Lori works full time, and the research she’s doing has evolved into practically another whole job in itself. She travels, hikes, and keeps active to balance things out; she and her husband just celebrated their 40th anniversary with a two-week vacation.
On a recent Monday evening, Lori was driving home and listening to the radio. She usually listens to music that keeps her mood up, but this time, she’d turned to the news. A psychologist and a psychiatrist were being interviewed about the mass shootings in El Paso, Texas, and Dayton, Ohio, and Lori remembers one of them saying they just didn’t know, because they didn’t grow up with these horrific events ever occurring.
It wasn’t a surprise for Lori to learn this time that the shooter had had psychotic breaks related to marijuana.
“We’ve never seen anything like this,” she said. “This should not be the norm.”
Lori points out that while alcohol and cigarettes can kill slowly, marijuana causes a different kind of harm, being disproportionately risky for young people.
“Usually young people learn from their mistakes, and well, my son definitely atoned for his mistakes, but it cost him his life,” she said.
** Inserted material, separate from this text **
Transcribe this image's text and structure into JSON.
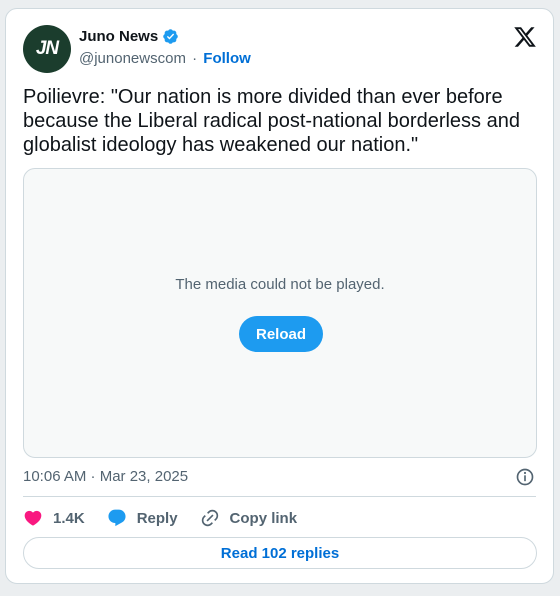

Information is becoming more accessible, with news like Berenson’s book, the National Health Service in London opening the first cannabis psychosis clinic amid an urgent need, and other comprehensive reports.
“It’s just sad that my son had to be one of the first guinea pigs,” she said. “I don’t think this is fair that they’ve done this to us and our kids.”
By they, she means pro-legalization legislators who make false claims that there are no deaths related, or that this will bring nothing but public benefits.
Lori, a kind, genteel, and public-spirited woman, says the topic makes her thoughts turn bitter. She has always seen the best in people, but she wonders whether it is the industry money or pure ignorance driving these lawmakers to do children harm. She wishes, then feels guilty for wishing, that these lawmakers and their families would try these THC gummies themselves before forcing this industry onto their communities.
“Honestly, I think they need to start understanding what they are advocating for,” Lori said.
“You never think you could lose a kid,” Lori said. “You go through all the childhood diseases, and all the injuries that kids get, and you just count your lucky stars: they’re vibrant, healthy, and you’re not going to outlive them. And unfortunately, I’m one of many parents who’ve now found that’s not true.”
“When this happened, October 2009, that night’s embedded in my brain and my husband’s brain for the rest of our lives,” Lori said. “I just can’t walk away from this—believe me, believe me, I wish I could.”